In line with the Opinion of AG Bobek and also the wording of the EUTMR (see recital 21), the CJEU decision acknowledges that freedom of expression does indeed play a role in trade mark law.

The works at issue in Deckmyn
Other IP rights: copyright and parody

The Fack Ju Göhte decision also offers valuable guidance in fields of IP that, like copyright, do not envisage express morality-based limitations, at least at the EU level (moral rights – notably the right of integrity - require a different discourse, as there is no formal EU harmonization in this regard).

In particular, the judgment might contribute to shedding light on a number of concepts, including that of parody under Article 5(3)(k) of the InfoSoc Directive.

So far, the concept of parody in CJEU case law has only been considered in Deckmyn, C-201/13 [Katposts here; see also here for an extended commentary I wrote a few years ago]

In that decision, the Court held that a parody that conveys a message that is discriminatory/racist may not be eligible for protection. Stating otherwise would contradict the requirement of a fair balance between the rights and interests of the author of the parodied work and the rights of the parodist. In these instances, the person who holds the rights to a work has a legitimate interest in ensuring that the work protected by copyright is not associated with the message conveyed by its parody.
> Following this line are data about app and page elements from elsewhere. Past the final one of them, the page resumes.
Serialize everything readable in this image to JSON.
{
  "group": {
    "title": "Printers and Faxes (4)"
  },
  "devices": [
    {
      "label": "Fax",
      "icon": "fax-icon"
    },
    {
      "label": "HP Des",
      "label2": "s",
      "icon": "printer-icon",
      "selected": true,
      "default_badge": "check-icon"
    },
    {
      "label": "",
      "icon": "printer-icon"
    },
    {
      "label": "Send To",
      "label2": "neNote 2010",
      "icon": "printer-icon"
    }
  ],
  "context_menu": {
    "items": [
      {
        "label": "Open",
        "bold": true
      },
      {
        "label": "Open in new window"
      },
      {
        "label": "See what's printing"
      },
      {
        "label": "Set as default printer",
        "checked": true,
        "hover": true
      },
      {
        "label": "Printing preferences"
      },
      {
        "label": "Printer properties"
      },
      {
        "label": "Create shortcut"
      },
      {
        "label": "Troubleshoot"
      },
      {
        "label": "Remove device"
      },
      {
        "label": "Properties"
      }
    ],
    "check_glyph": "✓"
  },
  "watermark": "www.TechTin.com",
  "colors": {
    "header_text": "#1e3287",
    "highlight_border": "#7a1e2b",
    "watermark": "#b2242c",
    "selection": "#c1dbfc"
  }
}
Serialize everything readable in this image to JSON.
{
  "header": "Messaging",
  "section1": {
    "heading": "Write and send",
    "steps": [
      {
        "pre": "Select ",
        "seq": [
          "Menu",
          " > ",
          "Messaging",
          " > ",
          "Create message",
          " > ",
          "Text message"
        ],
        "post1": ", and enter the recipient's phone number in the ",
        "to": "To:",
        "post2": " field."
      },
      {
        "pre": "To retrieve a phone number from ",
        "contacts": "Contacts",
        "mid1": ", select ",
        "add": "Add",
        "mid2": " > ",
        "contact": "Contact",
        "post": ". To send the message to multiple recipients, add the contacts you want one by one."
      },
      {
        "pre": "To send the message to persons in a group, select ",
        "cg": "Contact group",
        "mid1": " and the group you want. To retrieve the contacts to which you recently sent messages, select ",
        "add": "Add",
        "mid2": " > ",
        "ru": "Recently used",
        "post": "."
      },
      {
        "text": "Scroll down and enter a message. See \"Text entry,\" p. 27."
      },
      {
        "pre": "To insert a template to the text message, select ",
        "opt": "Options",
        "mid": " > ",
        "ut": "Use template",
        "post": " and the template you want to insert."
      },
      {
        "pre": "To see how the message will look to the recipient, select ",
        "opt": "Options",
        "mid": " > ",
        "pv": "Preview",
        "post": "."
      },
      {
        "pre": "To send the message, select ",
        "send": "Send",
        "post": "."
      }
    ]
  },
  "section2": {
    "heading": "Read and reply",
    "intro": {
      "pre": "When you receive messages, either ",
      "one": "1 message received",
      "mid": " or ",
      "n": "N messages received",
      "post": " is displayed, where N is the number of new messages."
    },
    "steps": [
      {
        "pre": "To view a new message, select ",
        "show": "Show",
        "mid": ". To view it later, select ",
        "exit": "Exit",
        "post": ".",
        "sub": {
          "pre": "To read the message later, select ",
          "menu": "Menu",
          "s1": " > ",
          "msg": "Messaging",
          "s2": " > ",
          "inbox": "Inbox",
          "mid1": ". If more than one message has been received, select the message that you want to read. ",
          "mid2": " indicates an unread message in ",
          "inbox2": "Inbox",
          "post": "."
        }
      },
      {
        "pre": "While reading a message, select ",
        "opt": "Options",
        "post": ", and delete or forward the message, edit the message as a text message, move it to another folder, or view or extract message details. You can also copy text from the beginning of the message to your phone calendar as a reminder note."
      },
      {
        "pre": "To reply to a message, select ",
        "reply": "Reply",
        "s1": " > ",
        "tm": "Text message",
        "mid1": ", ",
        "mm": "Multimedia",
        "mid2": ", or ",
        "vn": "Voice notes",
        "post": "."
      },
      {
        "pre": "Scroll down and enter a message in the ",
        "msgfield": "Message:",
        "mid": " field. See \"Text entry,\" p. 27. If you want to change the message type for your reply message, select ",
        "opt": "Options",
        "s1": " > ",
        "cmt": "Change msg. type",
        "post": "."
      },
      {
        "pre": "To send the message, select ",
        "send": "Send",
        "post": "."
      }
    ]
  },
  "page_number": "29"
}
This aspect is one of the most ambiguous aspects of the decision. 

The Court failed to elaborate on both (1) the legal grounds a copyright holder could use to object to a parody of this kind (the three-step test? the unharmonized moral right of integrity if the rightholder is also the author?) and (2) how the assessment is to be conducted.

The judgment in Constantin Film appears to offer a valuable interpretative aid with regard to (2), also because this part of the Deckmyn decision implicitly endorses the Opinion of AG Cruz Villalón in that case [Katposts here and here]

The AG had reasoned that, although a parody cannot be forbidden just because the author of the parodied work does not approve of it, parodies that transmit a message that is radically contrary to the deepest, fundamental, values of the society upon which the European public space is built should be prohibited [at [82]].

It appears that the type of assessment recommended by AG Cruz Villalón - and implicitly endorsed by the CJEU although without any particular elaboration - is substantially identical to that adopted (with greater elaboration) by the CJEU in Constantin Film

As such, the latter might also serve to appreciate whether and to what extent a 'disparaging' parody is to be considered protected by the relevant copyright exception or, instead, an infringement.

[Originally published on The IPKat on 14 March 2020]